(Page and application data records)
------------------------------

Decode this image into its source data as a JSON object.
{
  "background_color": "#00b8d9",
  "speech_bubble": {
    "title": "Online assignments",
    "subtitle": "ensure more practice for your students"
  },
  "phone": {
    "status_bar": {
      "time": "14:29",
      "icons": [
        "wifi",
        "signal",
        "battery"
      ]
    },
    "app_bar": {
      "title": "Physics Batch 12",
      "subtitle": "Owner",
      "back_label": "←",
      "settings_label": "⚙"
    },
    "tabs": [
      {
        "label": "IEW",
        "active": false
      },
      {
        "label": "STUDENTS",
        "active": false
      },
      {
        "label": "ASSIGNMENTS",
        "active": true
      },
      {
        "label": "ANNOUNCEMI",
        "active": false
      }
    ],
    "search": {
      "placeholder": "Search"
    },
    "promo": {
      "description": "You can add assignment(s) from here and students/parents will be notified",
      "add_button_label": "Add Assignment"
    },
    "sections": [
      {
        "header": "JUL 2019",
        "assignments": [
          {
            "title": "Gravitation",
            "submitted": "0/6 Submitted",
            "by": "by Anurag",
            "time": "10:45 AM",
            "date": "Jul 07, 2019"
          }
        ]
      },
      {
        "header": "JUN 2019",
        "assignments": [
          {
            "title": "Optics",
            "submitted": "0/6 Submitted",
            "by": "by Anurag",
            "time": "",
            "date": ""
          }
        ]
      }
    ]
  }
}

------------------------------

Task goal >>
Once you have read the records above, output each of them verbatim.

Response to this exercise >>
Decode this image into its source data as a JSON object.
{
  "background_color": "#00b8d9",
  "speech_bubble": {
    "title": "Online assignments",
    "subtitle": "ensure more practice for your students"
  },
  "phone": {
    "status_bar": {
      "time": "14:29",
      "icons": [
        "wifi",
        "signal",
        "battery"
      ]
    },
    "app_bar": {
      "title": "Physics Batch 12",
      "subtitle": "Owner",
      "back_label": "←",
      "settings_label": "⚙"
    },
    "tabs": [
      {
        "label": "IEW",
        "active": false
      },
      {
        "label": "STUDENTS",
        "active": false
      },
      {
        "label": "ASSIGNMENTS",
        "active": true
      },
      {
        "label": "ANNOUNCEMI",
        "active": false
      }
    ],
    "search": {
      "placeholder": "Search"
    },
    "promo": {
      "description": "You can add assignment(s) from here and students/parents will be notified",
      "add_button_label": "Add Assignment"
    },
    "sections": [
      {
        "header": "JUL 2019",
        "assignments": [
          {
            "title": "Gravitation",
            "submitted": "0/6 Submitted",
            "by": "by Anurag",
            "time": "10:45 AM",
            "date": "Jul 07, 2019"
          }
        ]
      },
      {
        "header": "JUN 2019",
        "assignments": [
          {
            "title": "Optics",
            "submitted": "0/6 Submitted",
            "by": "by Anurag",
            "time": "",
            "date": ""
          }
        ]
      }
    ]
  }
}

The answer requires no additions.